Maloney spoke to what a great experience the event is for all involved, at his table and in the room, to see the success of women as people, student-athletes and leaders who draw inspiration to shape their futures.
Following Maloney, two members of the audience were introduced for their milestone accomplishments in the world of academia.
The first was Candace Thomas, who is Dalhousie University’s first female board chair. The second was Dr. Teri Balser, Dalhousie's Provost and Vice-President, Academic. Dr. Balser, who is currently Dalhousie's Interim President and Vice-Chancellor, is the first woman to serve as the University's president. She spoke of the success of Dalhousie's student-athletes both in the classroom and on the field of play, and gave some very simple advice to the future leaders in the crowd.
"Just be yourself," she stated. "Don’t try to lead the ways that others are already leading; be the leader that you are, and fight for the things that matter to you.”
Victoria Harwood, representing BMO Private Wealth and The Harwood Group, a perennial partner in the event, spoke candidly about why they continue to support the Tigers.
“Women coaches are a minority, so be like Anna (Stammberger) and lead by example. Girls in most communities need places to play, so be like Rick (Scott) and create more opportunities for girls to play.”
Stammberger and Scott, Dalhousie's women's basketball and volleyball coaches, introduced their teams and highlighted their academic success and commitment to leadership activities in the community both at Dalhousie and in their hometowns before introducing the evening's guest speaker, Cathy Burton.
Burton spent three years as a member of the Dalhousie women’s volleyball team from 1986 to 1990 while pursuing her combined degree in education and physical education. She is currently the principal of the Halifax Regional Education Centre’s Alternative High School. Burton has also spent many years coaching provincial level ringette, and was recently Team Nova Scotia's Chef de Mission at the 2019 Canada Winter Games.
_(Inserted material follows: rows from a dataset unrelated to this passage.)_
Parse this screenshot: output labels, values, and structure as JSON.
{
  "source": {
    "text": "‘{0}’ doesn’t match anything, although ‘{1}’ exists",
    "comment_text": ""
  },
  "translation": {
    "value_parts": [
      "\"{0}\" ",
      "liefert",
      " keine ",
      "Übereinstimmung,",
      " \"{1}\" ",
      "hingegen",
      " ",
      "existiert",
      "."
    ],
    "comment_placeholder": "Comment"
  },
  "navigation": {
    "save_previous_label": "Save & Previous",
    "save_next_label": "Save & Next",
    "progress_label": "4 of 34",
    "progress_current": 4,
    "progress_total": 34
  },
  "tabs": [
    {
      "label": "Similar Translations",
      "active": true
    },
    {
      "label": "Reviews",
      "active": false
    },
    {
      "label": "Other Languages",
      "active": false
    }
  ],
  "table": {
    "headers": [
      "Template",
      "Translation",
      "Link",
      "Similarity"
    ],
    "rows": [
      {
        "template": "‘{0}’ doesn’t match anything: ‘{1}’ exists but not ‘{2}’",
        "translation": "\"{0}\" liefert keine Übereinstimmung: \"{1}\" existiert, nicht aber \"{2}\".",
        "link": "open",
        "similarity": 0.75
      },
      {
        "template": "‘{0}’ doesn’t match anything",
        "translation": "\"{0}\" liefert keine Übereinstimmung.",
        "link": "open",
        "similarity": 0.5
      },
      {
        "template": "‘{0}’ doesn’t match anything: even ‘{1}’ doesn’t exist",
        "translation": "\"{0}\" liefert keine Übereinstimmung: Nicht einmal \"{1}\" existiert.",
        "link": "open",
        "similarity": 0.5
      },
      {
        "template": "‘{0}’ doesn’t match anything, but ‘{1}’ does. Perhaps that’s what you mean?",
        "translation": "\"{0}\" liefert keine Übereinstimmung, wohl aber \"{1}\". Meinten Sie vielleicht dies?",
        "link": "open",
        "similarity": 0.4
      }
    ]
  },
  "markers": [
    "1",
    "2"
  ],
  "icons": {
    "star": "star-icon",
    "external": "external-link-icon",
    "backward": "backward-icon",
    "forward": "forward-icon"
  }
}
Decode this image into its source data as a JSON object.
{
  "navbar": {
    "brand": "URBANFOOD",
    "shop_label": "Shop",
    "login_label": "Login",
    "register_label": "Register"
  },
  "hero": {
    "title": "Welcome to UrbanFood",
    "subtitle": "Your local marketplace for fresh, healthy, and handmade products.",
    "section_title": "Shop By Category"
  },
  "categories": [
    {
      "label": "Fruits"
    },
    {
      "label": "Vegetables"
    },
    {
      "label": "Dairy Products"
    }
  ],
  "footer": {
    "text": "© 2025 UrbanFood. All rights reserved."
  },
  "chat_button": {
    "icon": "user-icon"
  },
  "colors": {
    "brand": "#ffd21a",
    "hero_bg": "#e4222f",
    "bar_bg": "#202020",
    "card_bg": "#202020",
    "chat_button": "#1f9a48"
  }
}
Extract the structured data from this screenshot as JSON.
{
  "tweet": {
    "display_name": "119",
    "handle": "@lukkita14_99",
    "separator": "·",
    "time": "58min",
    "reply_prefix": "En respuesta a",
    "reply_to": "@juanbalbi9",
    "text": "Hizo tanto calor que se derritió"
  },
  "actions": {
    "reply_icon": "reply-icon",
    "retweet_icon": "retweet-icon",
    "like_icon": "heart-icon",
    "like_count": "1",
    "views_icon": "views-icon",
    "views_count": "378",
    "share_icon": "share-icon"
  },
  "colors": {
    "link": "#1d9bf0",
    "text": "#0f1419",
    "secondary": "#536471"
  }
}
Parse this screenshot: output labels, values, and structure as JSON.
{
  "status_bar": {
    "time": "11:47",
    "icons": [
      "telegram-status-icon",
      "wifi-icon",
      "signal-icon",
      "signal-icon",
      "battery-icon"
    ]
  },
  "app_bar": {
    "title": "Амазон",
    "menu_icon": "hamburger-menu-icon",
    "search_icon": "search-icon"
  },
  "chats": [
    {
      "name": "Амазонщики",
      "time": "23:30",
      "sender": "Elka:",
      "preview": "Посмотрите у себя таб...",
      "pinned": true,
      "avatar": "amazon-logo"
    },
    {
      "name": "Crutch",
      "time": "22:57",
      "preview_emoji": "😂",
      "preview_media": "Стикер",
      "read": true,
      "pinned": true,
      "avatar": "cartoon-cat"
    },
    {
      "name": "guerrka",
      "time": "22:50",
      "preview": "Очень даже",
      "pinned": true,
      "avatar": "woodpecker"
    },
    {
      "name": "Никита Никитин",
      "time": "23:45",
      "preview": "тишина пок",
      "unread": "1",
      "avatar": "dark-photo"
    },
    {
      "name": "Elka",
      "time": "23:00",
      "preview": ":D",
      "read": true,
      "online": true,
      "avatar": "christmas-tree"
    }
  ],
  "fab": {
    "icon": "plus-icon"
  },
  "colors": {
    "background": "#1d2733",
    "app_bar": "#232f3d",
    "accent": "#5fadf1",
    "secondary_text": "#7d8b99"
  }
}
She began her talk by speaking about growing up in a small town and how she had to become 'one of the boys'.
"We played hockey and softball, with no adults or refs, so the kids ran the show," she reminisced. "I always wondered what my life would be like if I grew up as a boy. Maybe then I wouldn’t be picked last, or people would actually pass me the ball and I wouldn’t have to work so much harder than the boys to get the same thing."
Burton went on to talk about finding, and then becoming a positive role model - one that leads with compassion and empathy.
"Teams that thrive all have one thing in common - they trust that their leader cares about them. Being a leader isn’t about salary or being right all the time. Being a leader is about the people you work with and the relationships you form with them."
Finally, Burton spoke about her time as a volleyball player at Dalhousie, and working with her professor and women's volleyball head coach Lois McGregor, who was Burton’s role model. Burton said that McGregor made her feel valuable and important, but also challenged her to be better in some way, every day. Burton mentioned that during her time as a volleyball player, she may not have been very good, but she knew her role, she was supportive, and she made the best of it. She ended the night with once sentence that summarized the night perfectly.
"I may not have been very good as a volleyball player, but working with Lois showed me that you don’t have to crack the starting lineup in order to be a leader."